═════ THE DATA

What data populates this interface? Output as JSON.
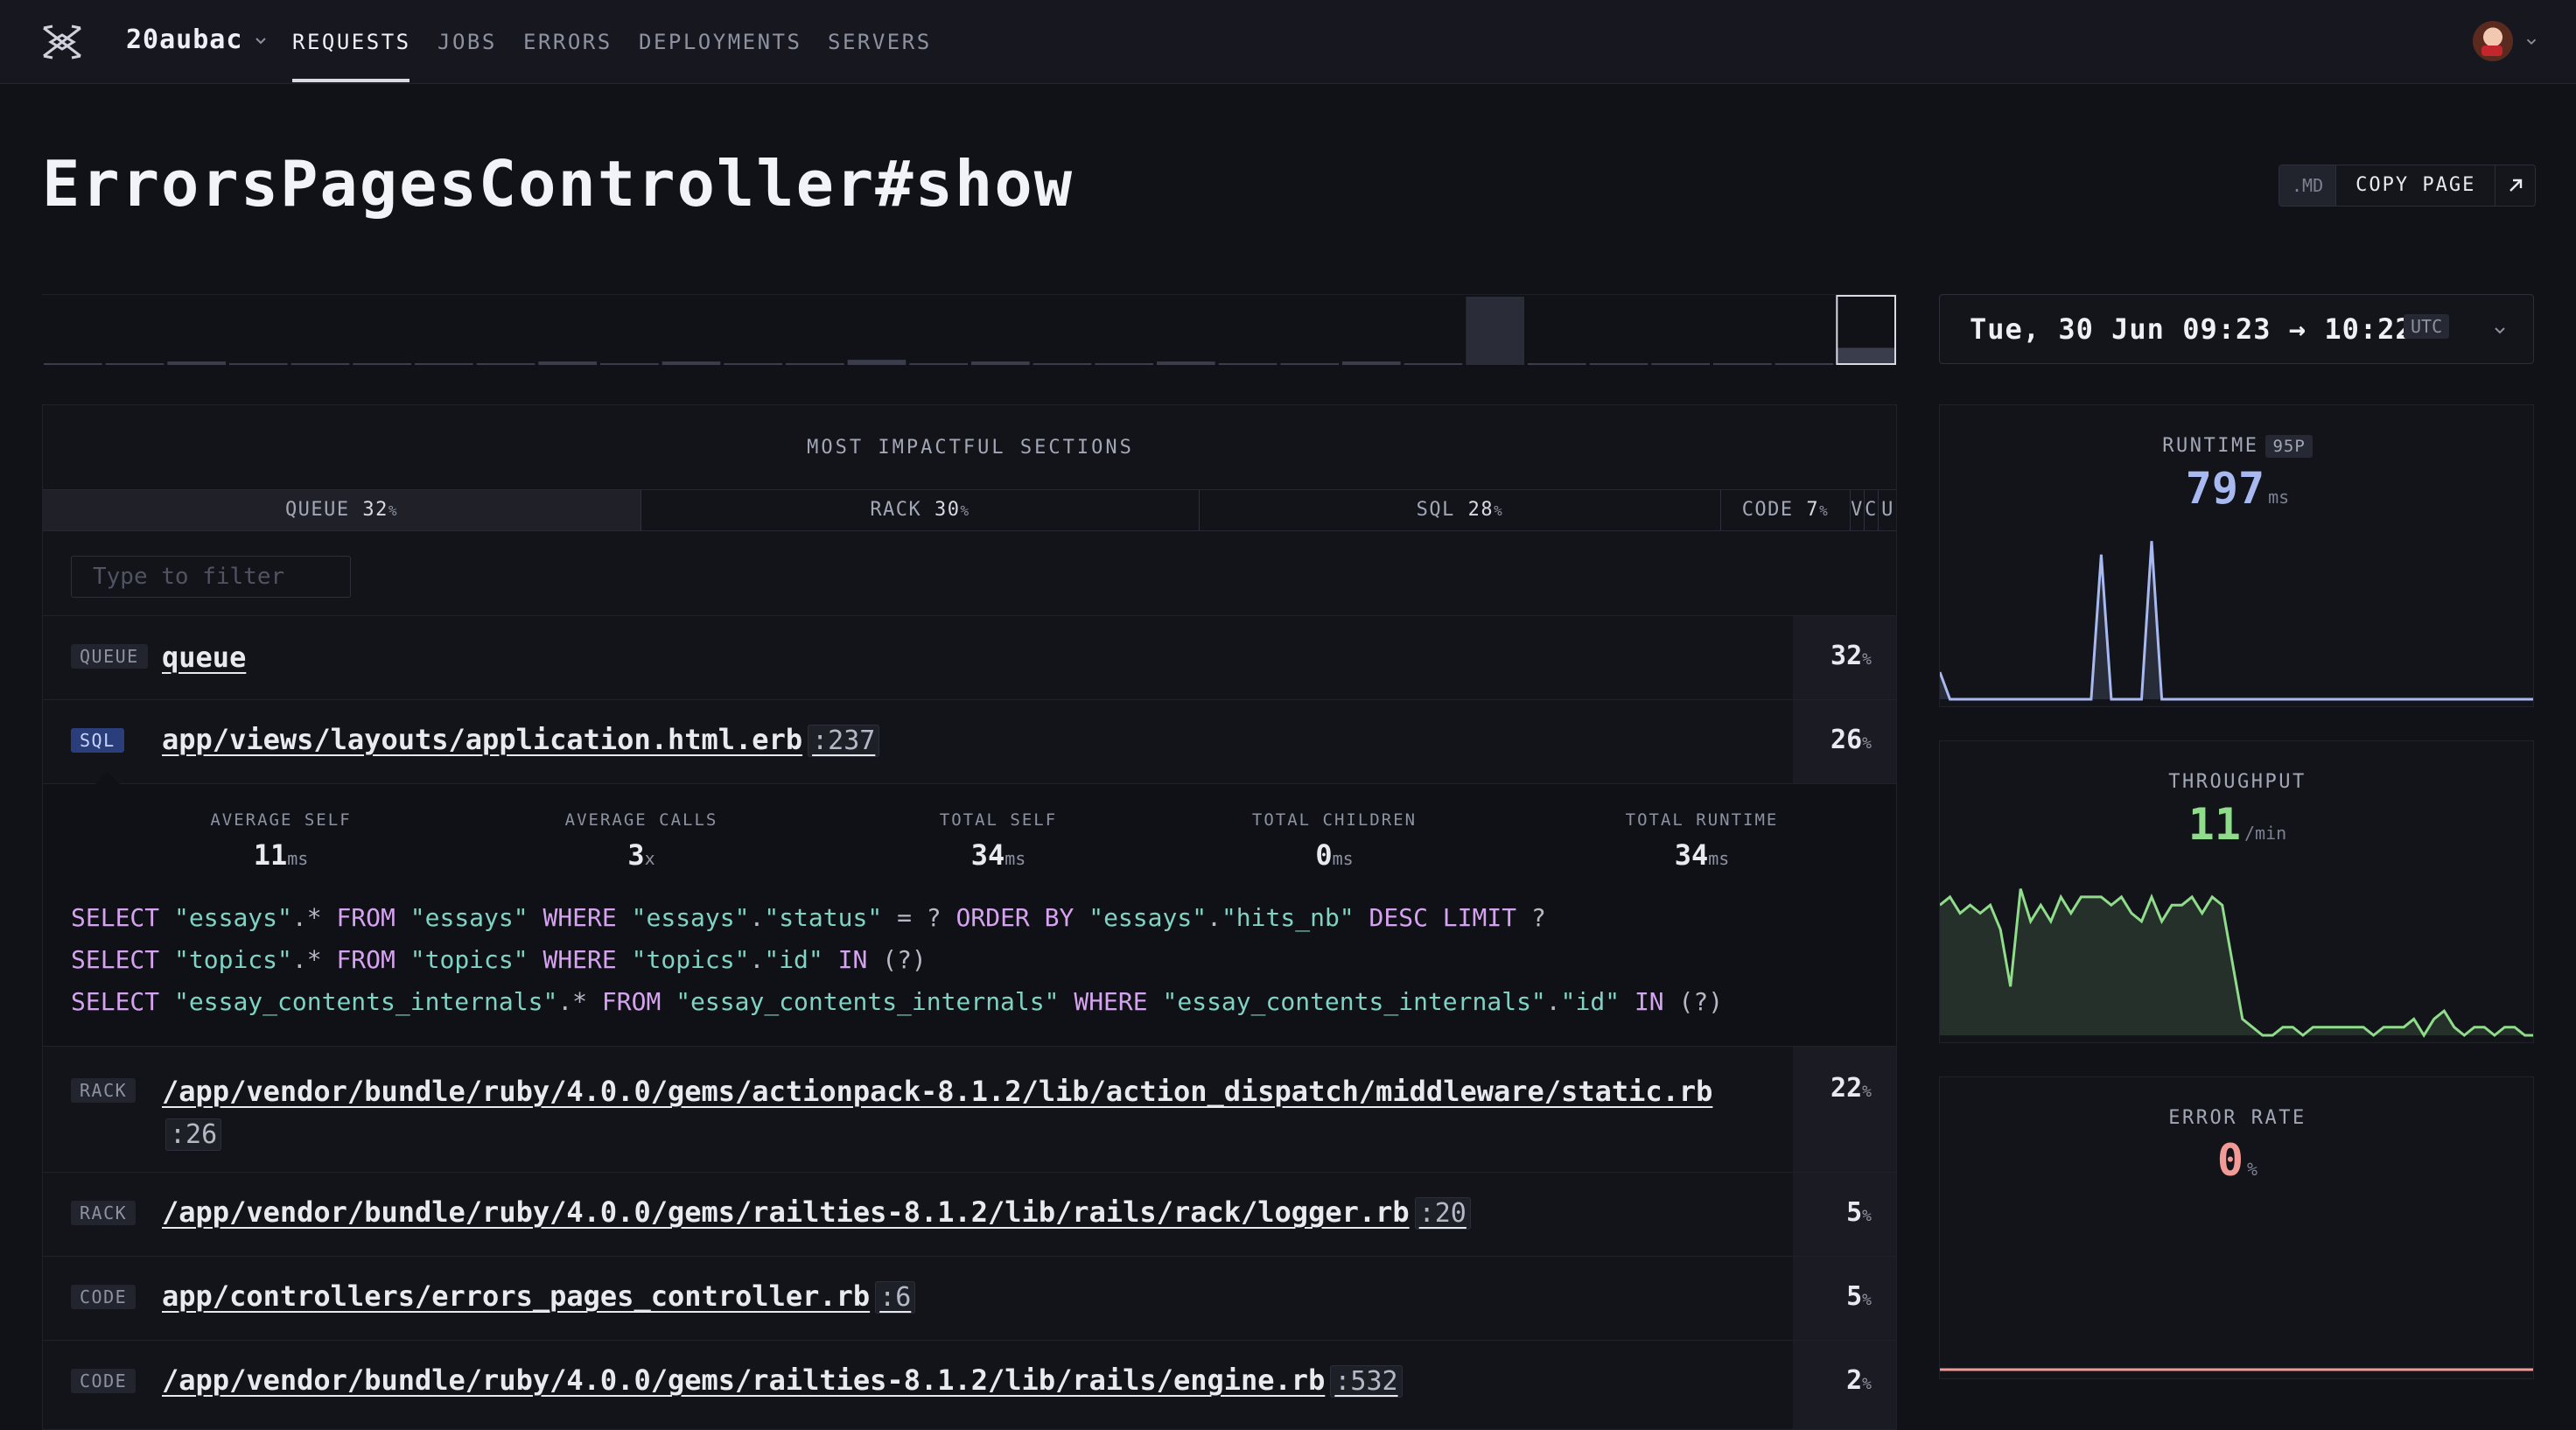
{
  "nav": {
    "app_name": "20aubac",
    "tabs": [
      "REQUESTS",
      "JOBS",
      "ERRORS",
      "DEPLOYMENTS",
      "SERVERS"
    ],
    "active_tab": "REQUESTS"
  },
  "page": {
    "title": "ErrorsPagesController#show",
    "md_label": ".MD",
    "copy_label": "COPY PAGE"
  },
  "date_range": {
    "text": "Tue, 30 Jun 09:23 → 10:22",
    "tz": "UTC"
  },
  "histogram": {
    "type": "bar",
    "values": [
      1,
      1,
      2,
      1,
      1,
      1,
      1,
      1,
      2,
      1,
      2,
      1,
      1,
      3,
      1,
      2,
      1,
      1,
      2,
      1,
      1,
      2,
      1,
      40,
      1,
      1,
      1,
      1,
      1,
      10
    ],
    "selected_index": 23,
    "ylim": [
      0,
      40
    ]
  },
  "sections": {
    "title": "MOST IMPACTFUL SECTIONS",
    "bar": [
      {
        "name": "QUEUE",
        "pct": 32
      },
      {
        "name": "RACK",
        "pct": 30
      },
      {
        "name": "SQL",
        "pct": 28
      },
      {
        "name": "CODE",
        "pct": 7
      },
      {
        "name": "V",
        "pct": 1
      },
      {
        "name": "C",
        "pct": 1
      },
      {
        "name": "U",
        "pct": 1
      }
    ],
    "filter_placeholder": "Type to filter",
    "rows": [
      {
        "tag": "QUEUE",
        "path": "queue",
        "line": "",
        "pct": "32"
      },
      {
        "tag": "SQL",
        "path": "app/views/layouts/application.html.erb",
        "line": ":237",
        "pct": "26"
      },
      {
        "tag": "RACK",
        "path": "/app/vendor/bundle/ruby/4.0.0/gems/actionpack-8.1.2/lib/action_dispatch/middleware/static.rb",
        "line": ":26",
        "pct": "22"
      },
      {
        "tag": "RACK",
        "path": "/app/vendor/bundle/ruby/4.0.0/gems/railties-8.1.2/lib/rails/rack/logger.rb",
        "line": ":20",
        "pct": "5"
      },
      {
        "tag": "CODE",
        "path": "app/controllers/errors_pages_controller.rb",
        "line": ":6",
        "pct": "5"
      },
      {
        "tag": "CODE",
        "path": "/app/vendor/bundle/ruby/4.0.0/gems/railties-8.1.2/lib/rails/engine.rb",
        "line": ":532",
        "pct": "2"
      }
    ],
    "pct_unit": "%"
  },
  "detail": {
    "stats": [
      {
        "label": "AVERAGE SELF",
        "value": "11",
        "unit": "ms"
      },
      {
        "label": "AVERAGE CALLS",
        "value": "3",
        "unit": "x"
      },
      {
        "label": "TOTAL SELF",
        "value": "34",
        "unit": "ms"
      },
      {
        "label": "TOTAL CHILDREN",
        "value": "0",
        "unit": "ms"
      },
      {
        "label": "TOTAL RUNTIME",
        "value": "34",
        "unit": "ms"
      }
    ],
    "queries": [
      [
        [
          "kw",
          "SELECT "
        ],
        [
          "str",
          "\"essays\""
        ],
        [
          "op",
          ".* "
        ],
        [
          "kw",
          "FROM "
        ],
        [
          "str",
          "\"essays\" "
        ],
        [
          "kw",
          "WHERE "
        ],
        [
          "str",
          "\"essays\""
        ],
        [
          "op",
          "."
        ],
        [
          "str",
          "\"status\" "
        ],
        [
          "op",
          "= ? "
        ],
        [
          "kw",
          "ORDER BY "
        ],
        [
          "str",
          "\"essays\""
        ],
        [
          "op",
          "."
        ],
        [
          "str",
          "\"hits_nb\" "
        ],
        [
          "kw",
          "DESC LIMIT "
        ],
        [
          "op",
          "?"
        ]
      ],
      [
        [
          "kw",
          "SELECT "
        ],
        [
          "str",
          "\"topics\""
        ],
        [
          "op",
          ".* "
        ],
        [
          "kw",
          "FROM "
        ],
        [
          "str",
          "\"topics\" "
        ],
        [
          "kw",
          "WHERE "
        ],
        [
          "str",
          "\"topics\""
        ],
        [
          "op",
          "."
        ],
        [
          "str",
          "\"id\" "
        ],
        [
          "kw",
          "IN "
        ],
        [
          "op",
          "(?)"
        ]
      ],
      [
        [
          "kw",
          "SELECT "
        ],
        [
          "str",
          "\"essay_contents_internals\""
        ],
        [
          "op",
          ".* "
        ],
        [
          "kw",
          "FROM "
        ],
        [
          "str",
          "\"essay_contents_internals\" "
        ],
        [
          "kw",
          "WHERE "
        ],
        [
          "str",
          "\"essay_contents_internals\""
        ],
        [
          "op",
          "."
        ],
        [
          "str",
          "\"id\" "
        ],
        [
          "kw",
          "IN "
        ],
        [
          "op",
          "(?)"
        ]
      ]
    ]
  },
  "cards": {
    "runtime": {
      "label": "RUNTIME",
      "badge": "95P",
      "value": "797",
      "unit": "ms",
      "color": "#a8b9f2",
      "chart_data": {
        "type": "line",
        "values": [
          30,
          0,
          0,
          0,
          0,
          0,
          0,
          0,
          0,
          0,
          0,
          0,
          0,
          0,
          0,
          0,
          160,
          0,
          0,
          0,
          0,
          175,
          0,
          0,
          0,
          0,
          0,
          0,
          0,
          0,
          0,
          0,
          0,
          0,
          0,
          0,
          0,
          0,
          0,
          0,
          0,
          0,
          0,
          0,
          0,
          0,
          0,
          0,
          0,
          0,
          0,
          0,
          0,
          0,
          0,
          0,
          0,
          0,
          0,
          0
        ],
        "ylim": [
          0,
          180
        ]
      }
    },
    "throughput": {
      "label": "THROUGHPUT",
      "value": "11",
      "unit": "/min",
      "color": "#8fdc8a",
      "chart_data": {
        "type": "area",
        "values": [
          16,
          17,
          15,
          16,
          15,
          16,
          13,
          6,
          18,
          14,
          16,
          14,
          17,
          15,
          17,
          17,
          17,
          16,
          17,
          15,
          14,
          17,
          14,
          16,
          16,
          17,
          15,
          17,
          16,
          9,
          2,
          1,
          0,
          0,
          1,
          1,
          0,
          1,
          1,
          1,
          1,
          1,
          1,
          0,
          1,
          1,
          1,
          2,
          0,
          2,
          3,
          1,
          0,
          1,
          1,
          0,
          1,
          1,
          0,
          0
        ],
        "ylim": [
          0,
          20
        ]
      }
    },
    "error_rate": {
      "label": "ERROR RATE",
      "value": "0",
      "unit": "%",
      "color": "#f29a96",
      "chart_data": {
        "type": "line",
        "values": [
          0,
          0,
          0,
          0,
          0,
          0,
          0,
          0,
          0,
          0
        ],
        "ylim": [
          0,
          1
        ]
      }
    }
  }
}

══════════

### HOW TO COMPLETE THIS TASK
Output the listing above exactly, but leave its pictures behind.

### REPLY TO THE EXERCISE
What data populates this interface? Output as JSON.
{
  "nav": {
    "app_name": "20aubac",
    "tabs": [
      "REQUESTS",
      "JOBS",
      "ERRORS",
      "DEPLOYMENTS",
      "SERVERS"
    ],
    "active_tab": "REQUESTS"
  },
  "page": {
    "title": "ErrorsPagesController#show",
    "md_label": ".MD",
    "copy_label": "COPY PAGE"
  },
  "date_range": {
    "text": "Tue, 30 Jun 09:23 → 10:22",
    "tz": "UTC"
  },
  "histogram": {
    "type": "bar",
    "values": [
      1,
      1,
      2,
      1,
      1,
      1,
      1,
      1,
      2,
      1,
      2,
      1,
      1,
      3,
      1,
      2,
      1,
      1,
      2,
      1,
      1,
      2,
      1,
      40,
      1,
      1,
      1,
      1,
      1,
      10
    ],
    "selected_index": 23,
    "ylim": [
      0,
      40
    ]
  },
  "sections": {
    "title": "MOST IMPACTFUL SECTIONS",
    "bar": [
      {
        "name": "QUEUE",
        "pct": 32
      },
      {
        "name": "RACK",
        "pct": 30
      },
      {
        "name": "SQL",
        "pct": 28
      },
      {
        "name": "CODE",
        "pct": 7
      },
      {
        "name": "V",
        "pct": 1
      },
      {
        "name": "C",
        "pct": 1
      },
      {
        "name": "U",
        "pct": 1
      }
    ],
    "filter_placeholder": "Type to filter",
    "rows": [
      {
        "tag": "QUEUE",
        "path": "queue",
        "line": "",
        "pct": "32"
      },
      {
        "tag": "SQL",
        "path": "app/views/layouts/application.html.erb",
        "line": ":237",
        "pct": "26"
      },
      {
        "tag": "RACK",
        "path": "/app/vendor/bundle/ruby/4.0.0/gems/actionpack-8.1.2/lib/action_dispatch/middleware/static.rb",
        "line": ":26",
        "pct": "22"
      },
      {
        "tag": "RACK",
        "path": "/app/vendor/bundle/ruby/4.0.0/gems/railties-8.1.2/lib/rails/rack/logger.rb",
        "line": ":20",
        "pct": "5"
      },
      {
        "tag": "CODE",
        "path": "app/controllers/errors_pages_controller.rb",
        "line": ":6",
        "pct": "5"
      },
      {
        "tag": "CODE",
        "path": "/app/vendor/bundle/ruby/4.0.0/gems/railties-8.1.2/lib/rails/engine.rb",
        "line": ":532",
        "pct": "2"
      }
    ],
    "pct_unit": "%"
  },
  "detail": {
    "stats": [
      {
        "label": "AVERAGE SELF",
        "value": "11",
        "unit": "ms"
      },
      {
        "label": "AVERAGE CALLS",
        "value": "3",
        "unit": "x"
      },
      {
        "label": "TOTAL SELF",
        "value": "34",
        "unit": "ms"
      },
      {
        "label": "TOTAL CHILDREN",
        "value": "0",
        "unit": "ms"
      },
      {
        "label": "TOTAL RUNTIME",
        "value": "34",
        "unit": "ms"
      }
    ],
    "queries": [
      [
        [
          "kw",
          "SELECT "
        ],
        [
          "str",
          "\"essays\""
        ],
        [
          "op",
          ".* "
        ],
        [
          "kw",
          "FROM "
        ],
        [
          "str",
          "\"essays\" "
        ],
        [
          "kw",
          "WHERE "
        ],
        [
          "str",
          "\"essays\""
        ],
        [
          "op",
          "."
        ],
        [
          "str",
          "\"status\" "
        ],
        [
          "op",
          "= ? "
        ],
        [
          "kw",
          "ORDER BY "
        ],
        [
          "str",
          "\"essays\""
        ],
        [
          "op",
          "."
        ],
        [
          "str",
          "\"hits_nb\" "
        ],
        [
          "kw",
          "DESC LIMIT "
        ],
        [
          "op",
          "?"
        ]
      ],
      [
        [
          "kw",
          "SELECT "
        ],
        [
          "str",
          "\"topics\""
        ],
        [
          "op",
          ".* "
        ],
        [
          "kw",
          "FROM "
        ],
        [
          "str",
          "\"topics\" "
        ],
        [
          "kw",
          "WHERE "
        ],
        [
          "str",
          "\"topics\""
        ],
        [
          "op",
          "."
        ],
        [
          "str",
          "\"id\" "
        ],
        [
          "kw",
          "IN "
        ],
        [
          "op",
          "(?)"
        ]
      ],
      [
        [
          "kw",
          "SELECT "
        ],
        [
          "str",
          "\"essay_contents_internals\""
        ],
        [
          "op",
          ".* "
        ],
        [
          "kw",
          "FROM "
        ],
        [
          "str",
          "\"essay_contents_internals\" "
        ],
        [
          "kw",
          "WHERE "
        ],
        [
          "str",
          "\"essay_contents_internals\""
        ],
        [
          "op",
          "."
        ],
        [
          "str",
          "\"id\" "
        ],
        [
          "kw",
          "IN "
        ],
        [
          "op",
          "(?)"
        ]
      ]
    ]
  },
  "cards": {
    "runtime": {
      "label": "RUNTIME",
      "badge": "95P",
      "value": "797",
      "unit": "ms",
      "color": "#a8b9f2",
      "chart_data": {
        "type": "line",
        "values": [
          30,
          0,
          0,
          0,
          0,
          0,
          0,
          0,
          0,
          0,
          0,
          0,
          0,
          0,
          0,
          0,
          160,
          0,
          0,
          0,
          0,
          175,
          0,
          0,
          0,
          0,
          0,
          0,
          0,
          0,
          0,
          0,
          0,
          0,
          0,
          0,
          0,
          0,
          0,
          0,
          0,
          0,
          0,
          0,
          0,
          0,
          0,
          0,
          0,
          0,
          0,
          0,
          0,
          0,
          0,
          0,
          0,
          0,
          0,
          0
        ],
        "ylim": [
          0,
          180
        ]
      }
    },
    "throughput": {
      "label": "THROUGHPUT",
      "value": "11",
      "unit": "/min",
      "color": "#8fdc8a",
      "chart_data": {
        "type": "area",
        "values": [
          16,
          17,
          15,
          16,
          15,
          16,
          13,
          6,
          18,
          14,
          16,
          14,
          17,
          15,
          17,
          17,
          17,
          16,
          17,
          15,
          14,
          17,
          14,
          16,
          16,
          17,
          15,
          17,
          16,
          9,
          2,
          1,
          0,
          0,
          1,
          1,
          0,
          1,
          1,
          1,
          1,
          1,
          1,
          0,
          1,
          1,
          1,
          2,
          0,
          2,
          3,
          1,
          0,
          1,
          1,
          0,
          1,
          1,
          0,
          0
        ],
        "ylim": [
          0,
          20
        ]
      }
    },
    "error_rate": {
      "label": "ERROR RATE",
      "value": "0",
      "unit": "%",
      "color": "#f29a96",
      "chart_data": {
        "type": "line",
        "values": [
          0,
          0,
          0,
          0,
          0,
          0,
          0,
          0,
          0,
          0
        ],
        "ylim": [
          0,
          1
        ]
      }
    }
  }
}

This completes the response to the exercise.